▽

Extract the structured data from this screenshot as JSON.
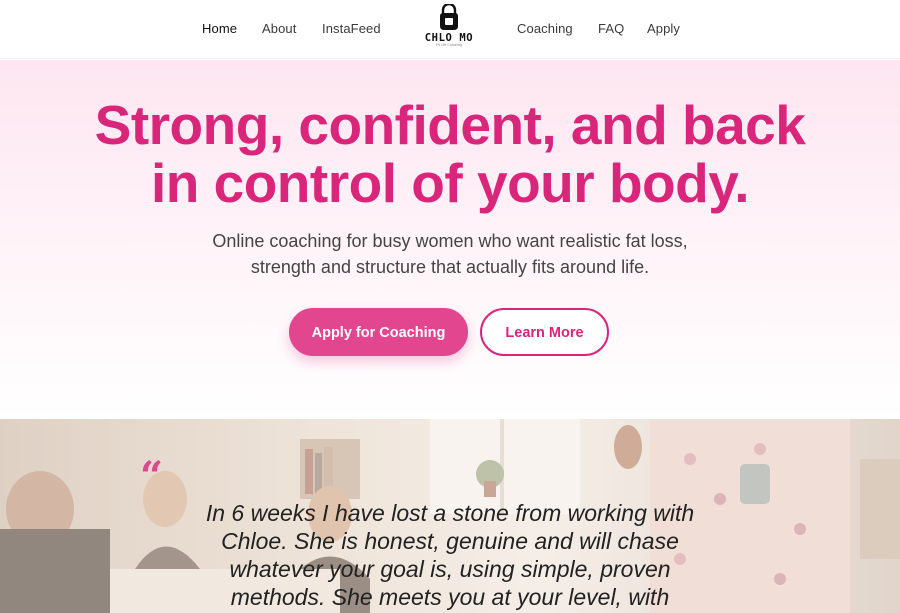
{
  "nav": {
    "items_left": [
      "Home",
      "About",
      "InstaFeed"
    ],
    "items_right": [
      "Coaching",
      "FAQ",
      "Apply"
    ],
    "logo": {
      "icon": "kettlebell-icon",
      "title": "CHLO MO",
      "tagline": "Fit Life Coaching"
    }
  },
  "hero": {
    "headline_line1": "Strong, confident, and back",
    "headline_line2": "in control of your body.",
    "subtitle_line1": "Online coaching for busy women who want realistic fat loss,",
    "subtitle_line2": "strength and structure that actually fits around life.",
    "primary_cta": "Apply for Coaching",
    "secondary_cta": "Learn More"
  },
  "testimonial": {
    "quote_mark": "“",
    "line1": "In 6 weeks I have lost a stone from working with",
    "line2": "Chloe. She is honest, genuine and will chase",
    "line3": "whatever your goal is, using simple, proven",
    "line4": "methods. She meets you at your level, with"
  },
  "colors": {
    "accent": "#d9257a",
    "accent_button": "#e2468f",
    "hero_background": "#fde6f1"
  }
}
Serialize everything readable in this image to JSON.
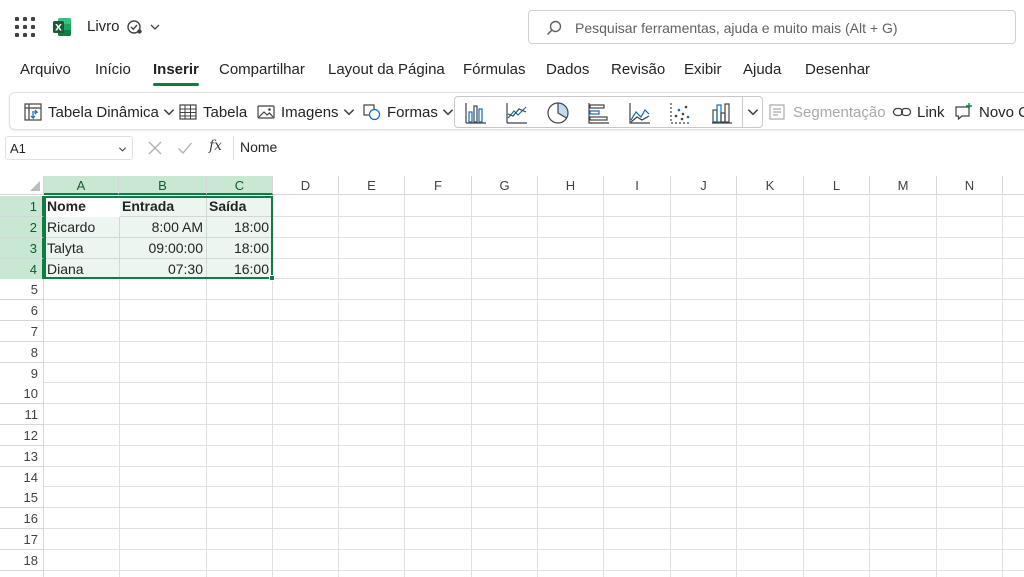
{
  "app": {
    "title": "Livro",
    "search_placeholder": "Pesquisar ferramentas, ajuda e muito mais (Alt + G)",
    "accent_color": "#107c41"
  },
  "menu": {
    "tabs": [
      "Arquivo",
      "Início",
      "Inserir",
      "Compartilhar",
      "Layout da Página",
      "Fórmulas",
      "Dados",
      "Revisão",
      "Exibir",
      "Ajuda",
      "Desenhar"
    ],
    "active": "Inserir"
  },
  "ribbon": {
    "pivot_table": "Tabela Dinâmica",
    "table": "Tabela",
    "images": "Imagens",
    "shapes": "Formas",
    "charts": [
      "column-chart-icon",
      "line-chart-icon",
      "pie-chart-icon",
      "bar-chart-icon",
      "area-chart-icon",
      "scatter-chart-icon",
      "histogram-chart-icon"
    ],
    "slicer": "Segmentação",
    "link": "Link",
    "new_comment": "Novo C"
  },
  "formula_bar": {
    "name_box": "A1",
    "fx": "fx",
    "value": "Nome"
  },
  "sheet": {
    "columns": [
      "A",
      "B",
      "C",
      "D",
      "E",
      "F",
      "G",
      "H",
      "I",
      "J",
      "K",
      "L",
      "M",
      "N"
    ],
    "rows": [
      "1",
      "2",
      "3",
      "4",
      "5",
      "6",
      "7",
      "8",
      "9",
      "10",
      "11",
      "12",
      "13",
      "14",
      "15",
      "16",
      "17",
      "18"
    ],
    "selected_range": "A1:C4",
    "data": [
      [
        "Nome",
        "Entrada",
        "Saída"
      ],
      [
        "Ricardo",
        "8:00 AM",
        "18:00"
      ],
      [
        "Talyta",
        "09:00:00",
        "18:00"
      ],
      [
        "Diana",
        "07:30",
        "16:00"
      ]
    ]
  }
}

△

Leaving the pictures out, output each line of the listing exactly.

Extract the structured data from this screenshot as JSON.
{
  "nav": {
    "items_left": [
      "Home",
      "About",
      "InstaFeed"
    ],
    "items_right": [
      "Coaching",
      "FAQ",
      "Apply"
    ],
    "logo": {
      "icon": "kettlebell-icon",
      "title": "CHLO MO",
      "tagline": "Fit Life Coaching"
    }
  },
  "hero": {
    "headline_line1": "Strong, confident, and back",
    "headline_line2": "in control of your body.",
    "subtitle_line1": "Online coaching for busy women who want realistic fat loss,",
    "subtitle_line2": "strength and structure that actually fits around life.",
    "primary_cta": "Apply for Coaching",
    "secondary_cta": "Learn More"
  },
  "testimonial": {
    "quote_mark": "“",
    "line1": "In 6 weeks I have lost a stone from working with",
    "line2": "Chloe. She is honest, genuine and will chase",
    "line3": "whatever your goal is, using simple, proven",
    "line4": "methods. She meets you at your level, with"
  },
  "colors": {
    "accent": "#d9257a",
    "accent_button": "#e2468f",
    "hero_background": "#fde6f1"
  }
}
Serialize everything readable in this image to JSON.
{
  "app": {
    "title": "Livro",
    "search_placeholder": "Pesquisar ferramentas, ajuda e muito mais (Alt + G)",
    "accent_color": "#107c41"
  },
  "menu": {
    "tabs": [
      "Arquivo",
      "Início",
      "Inserir",
      "Compartilhar",
      "Layout da Página",
      "Fórmulas",
      "Dados",
      "Revisão",
      "Exibir",
      "Ajuda",
      "Desenhar"
    ],
    "active": "Inserir"
  },
  "ribbon": {
    "pivot_table": "Tabela Dinâmica",
    "table": "Tabela",
    "images": "Imagens",
    "shapes": "Formas",
    "charts": [
      "column-chart-icon",
      "line-chart-icon",
      "pie-chart-icon",
      "bar-chart-icon",
      "area-chart-icon",
      "scatter-chart-icon",
      "histogram-chart-icon"
    ],
    "slicer": "Segmentação",
    "link": "Link",
    "new_comment": "Novo C"
  },
  "formula_bar": {
    "name_box": "A1",
    "fx": "fx",
    "value": "Nome"
  },
  "sheet": {
    "columns": [
      "A",
      "B",
      "C",
      "D",
      "E",
      "F",
      "G",
      "H",
      "I",
      "J",
      "K",
      "L",
      "M",
      "N"
    ],
    "rows": [
      "1",
      "2",
      "3",
      "4",
      "5",
      "6",
      "7",
      "8",
      "9",
      "10",
      "11",
      "12",
      "13",
      "14",
      "15",
      "16",
      "17",
      "18"
    ],
    "selected_range": "A1:C4",
    "data": [
      [
        "Nome",
        "Entrada",
        "Saída"
      ],
      [
        "Ricardo",
        "8:00 AM",
        "18:00"
      ],
      [
        "Talyta",
        "09:00:00",
        "18:00"
      ],
      [
        "Diana",
        "07:30",
        "16:00"
      ]
    ]
  }
}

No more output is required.